Your new co-workers invite you out for a drink? Say yes. An in-person training opportunity comes up? Say yes. Your neighbour invites you over for coffee? Say yes, say yes, say yes.

– Leah, moved to New Jersey in 2014


Go over with an open mind

I came to Australia with the idea of staying for one year on a working holiday visa. My plan was to travel and do some temp work as I didn’t take any time off between uni and a corporate job in the UK, so I was looking to take things easy.

I started working for a couple of guys I knew from home who just started a property and construction recruitment company. I was their very first employee and was hired in an operations role. The company grew quickly and one day they said to me, “I think you’ll be good in recruitment. Why don’t you give it a go and we can sponsor you so you can stay longer”. I was really hesitant to say yes as I was worried about what happened if I hated it and decided to go home after they spent all this money sponsoring me? I would have felt so guilty. Luckily a friend talked me into staying and the rest is history!

I would definitely recommend moving overseas with an open mind. You may move over thinking one thing and then the exact opposite happens. Life will provide you with opportunities, you just need to be open to what’s in front of you, especially if it’s different to the plan in your mind.

Also, do your due diligence. If you’re moving your career overseas, research what the market is like and speak to people who work in your field in your desired location. Connect with people on LinkedIn and build up your network so they know who you are when you’re applying for jobs – it’ll make it that much easier.
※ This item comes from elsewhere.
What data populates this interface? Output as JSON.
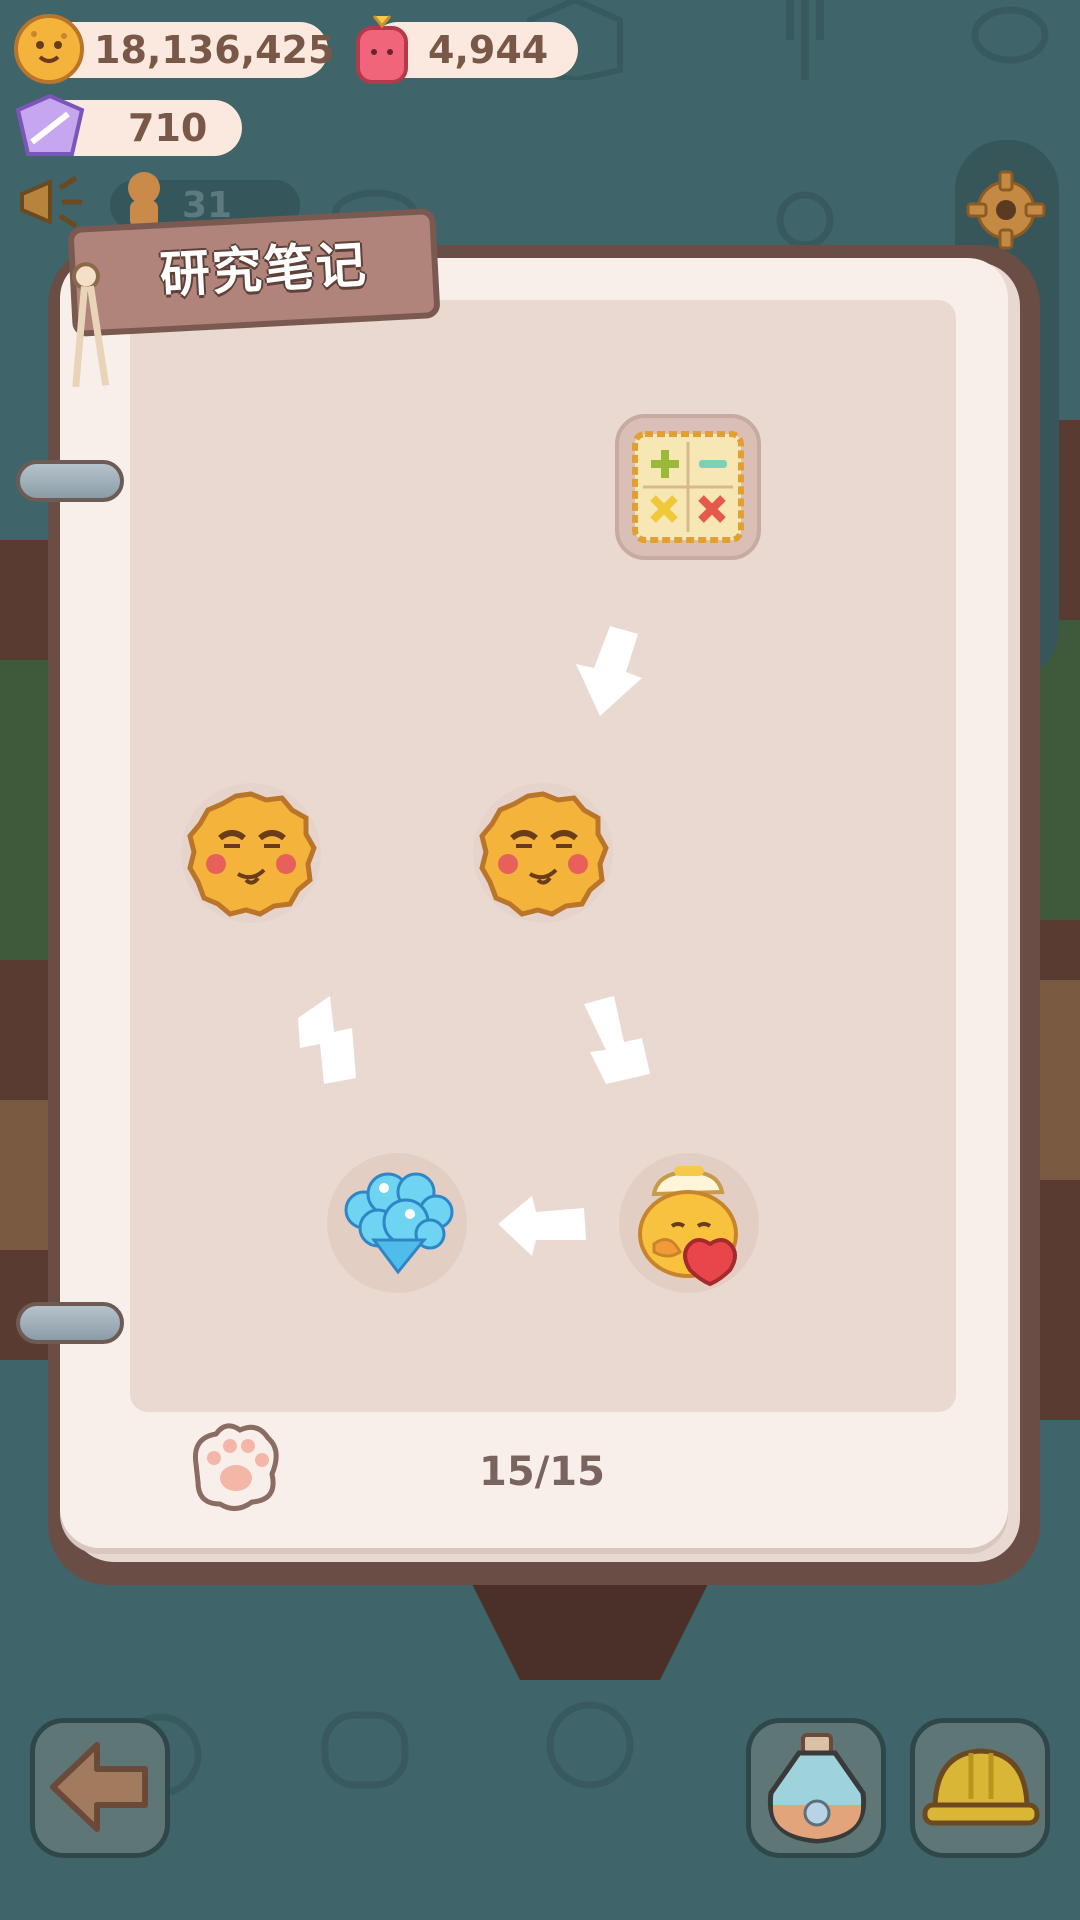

– Charlotte, moved to Sydney in 2010


Take some time to find your feet

I did absolutely zero planning or preparation. I had been saving to buy a house because that’s what you do at a certain point in your life, but I wasn’t super keen on it. I started thinking about travelling long term instead and then I caught up with a uni mate who was planning on moving to Australia and she asked me to come with her. Four weeks later, I was on a plane to south east Asia and then six months later, landed in Melbourne in June with just a bunch of t-shirts and shorts.

I had a very open mind when I arrived. If I liked Australia, I would stay and if I didn’t, I would head back home. I ended up staying because I loved the way of life here – the weather is better, salaries are generally better, people are nicer and I feel that Australian companies value an employee’s personal time much more.

Don’t plan too much, otherwise you may find yourself locked into a house (or housemates!), suburb or job that you don’t like. Obviously figure out whether or not you can get a work visa and save up enough money so you can live without working for about four weeks, but once you’re there, take some time to find your feet. Go explore different areas to figure out where you want to live and think about what your priorities are when it comes to a job and your lifestyle. Once you’ve done that, then get everything sorted.

Also, a sunny and warm Christmas is great, but it doesn’t beat a winter Christmas in the UK.

– Cam, moved to Melbourne in 2017


Inspired by our stories, learned from our mistakes (you definitely need to do more preparation than what we all did!) and are thinking of moving your career and yourself overseas? Get in touch with our team!

If you’re keen to learn about opportunities in the UK, reach out to our UK Managing Director, Will at

If you’re thinking of moving your career to Australia, reach out to our team at